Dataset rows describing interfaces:
______________________________
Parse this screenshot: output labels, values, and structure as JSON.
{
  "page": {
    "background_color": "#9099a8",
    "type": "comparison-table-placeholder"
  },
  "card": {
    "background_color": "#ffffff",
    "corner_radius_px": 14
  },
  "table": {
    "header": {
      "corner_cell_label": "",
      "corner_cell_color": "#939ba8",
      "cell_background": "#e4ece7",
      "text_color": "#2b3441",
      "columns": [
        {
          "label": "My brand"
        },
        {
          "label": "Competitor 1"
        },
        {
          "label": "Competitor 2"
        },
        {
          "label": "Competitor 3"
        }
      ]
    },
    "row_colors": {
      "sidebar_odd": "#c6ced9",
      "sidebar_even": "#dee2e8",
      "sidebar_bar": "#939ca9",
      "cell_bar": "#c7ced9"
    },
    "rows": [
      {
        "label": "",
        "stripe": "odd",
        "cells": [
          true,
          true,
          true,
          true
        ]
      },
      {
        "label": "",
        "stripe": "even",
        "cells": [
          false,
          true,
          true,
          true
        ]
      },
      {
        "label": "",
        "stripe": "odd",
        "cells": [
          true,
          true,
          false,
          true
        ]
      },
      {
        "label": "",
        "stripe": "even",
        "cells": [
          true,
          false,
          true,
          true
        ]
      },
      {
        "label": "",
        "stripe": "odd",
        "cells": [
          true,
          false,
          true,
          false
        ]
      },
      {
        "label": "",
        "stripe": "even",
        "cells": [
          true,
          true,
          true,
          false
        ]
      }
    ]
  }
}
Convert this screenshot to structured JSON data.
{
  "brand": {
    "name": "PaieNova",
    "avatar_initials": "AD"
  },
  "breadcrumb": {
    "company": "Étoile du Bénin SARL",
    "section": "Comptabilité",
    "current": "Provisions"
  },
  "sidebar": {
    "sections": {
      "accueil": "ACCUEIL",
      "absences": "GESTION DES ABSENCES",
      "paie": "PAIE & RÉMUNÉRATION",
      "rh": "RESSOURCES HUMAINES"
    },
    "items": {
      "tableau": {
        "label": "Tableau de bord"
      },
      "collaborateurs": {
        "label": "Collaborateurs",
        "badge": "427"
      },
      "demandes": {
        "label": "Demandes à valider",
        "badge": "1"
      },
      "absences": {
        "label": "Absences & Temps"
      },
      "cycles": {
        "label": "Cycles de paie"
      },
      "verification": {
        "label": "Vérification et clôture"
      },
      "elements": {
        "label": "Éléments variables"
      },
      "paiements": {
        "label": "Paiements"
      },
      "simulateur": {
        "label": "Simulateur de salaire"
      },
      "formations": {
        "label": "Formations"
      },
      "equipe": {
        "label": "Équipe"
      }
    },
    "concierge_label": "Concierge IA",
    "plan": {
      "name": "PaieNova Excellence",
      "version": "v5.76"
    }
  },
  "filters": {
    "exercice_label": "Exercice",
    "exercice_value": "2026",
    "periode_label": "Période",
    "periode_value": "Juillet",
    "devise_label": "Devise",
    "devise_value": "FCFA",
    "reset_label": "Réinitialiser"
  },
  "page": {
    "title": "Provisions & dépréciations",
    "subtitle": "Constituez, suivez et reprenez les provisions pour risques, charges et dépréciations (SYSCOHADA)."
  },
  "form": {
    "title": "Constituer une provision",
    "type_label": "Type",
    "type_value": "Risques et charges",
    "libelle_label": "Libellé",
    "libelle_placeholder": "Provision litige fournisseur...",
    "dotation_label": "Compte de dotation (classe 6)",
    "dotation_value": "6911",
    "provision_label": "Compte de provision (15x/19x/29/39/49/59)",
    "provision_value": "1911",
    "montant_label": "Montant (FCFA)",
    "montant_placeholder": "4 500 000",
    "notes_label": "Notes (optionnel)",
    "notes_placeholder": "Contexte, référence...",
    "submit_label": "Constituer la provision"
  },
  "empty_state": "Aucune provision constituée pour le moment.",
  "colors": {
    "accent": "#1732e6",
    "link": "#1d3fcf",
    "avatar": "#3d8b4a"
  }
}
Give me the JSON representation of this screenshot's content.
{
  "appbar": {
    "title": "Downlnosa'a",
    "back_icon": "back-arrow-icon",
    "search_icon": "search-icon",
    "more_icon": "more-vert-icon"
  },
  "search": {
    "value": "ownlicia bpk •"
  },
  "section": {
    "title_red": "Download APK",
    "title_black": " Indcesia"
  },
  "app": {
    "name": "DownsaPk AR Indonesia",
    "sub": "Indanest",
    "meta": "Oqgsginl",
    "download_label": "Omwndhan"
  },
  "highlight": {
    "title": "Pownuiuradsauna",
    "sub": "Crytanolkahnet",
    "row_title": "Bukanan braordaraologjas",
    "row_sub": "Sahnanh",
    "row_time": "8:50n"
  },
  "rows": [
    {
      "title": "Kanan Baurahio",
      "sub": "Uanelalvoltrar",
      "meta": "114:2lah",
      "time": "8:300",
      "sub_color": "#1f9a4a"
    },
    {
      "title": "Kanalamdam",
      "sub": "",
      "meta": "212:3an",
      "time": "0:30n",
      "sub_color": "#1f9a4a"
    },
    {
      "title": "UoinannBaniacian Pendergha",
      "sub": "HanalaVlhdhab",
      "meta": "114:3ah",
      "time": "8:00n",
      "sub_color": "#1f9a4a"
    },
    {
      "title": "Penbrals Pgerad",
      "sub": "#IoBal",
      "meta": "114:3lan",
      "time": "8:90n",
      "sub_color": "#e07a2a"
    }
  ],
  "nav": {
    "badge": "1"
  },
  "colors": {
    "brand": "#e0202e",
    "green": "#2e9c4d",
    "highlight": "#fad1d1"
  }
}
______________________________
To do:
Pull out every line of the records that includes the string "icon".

Completed task:
    "back_icon": "back-arrow-icon",
    "search_icon": "search-icon",
    "more_icon": "more-vert-icon"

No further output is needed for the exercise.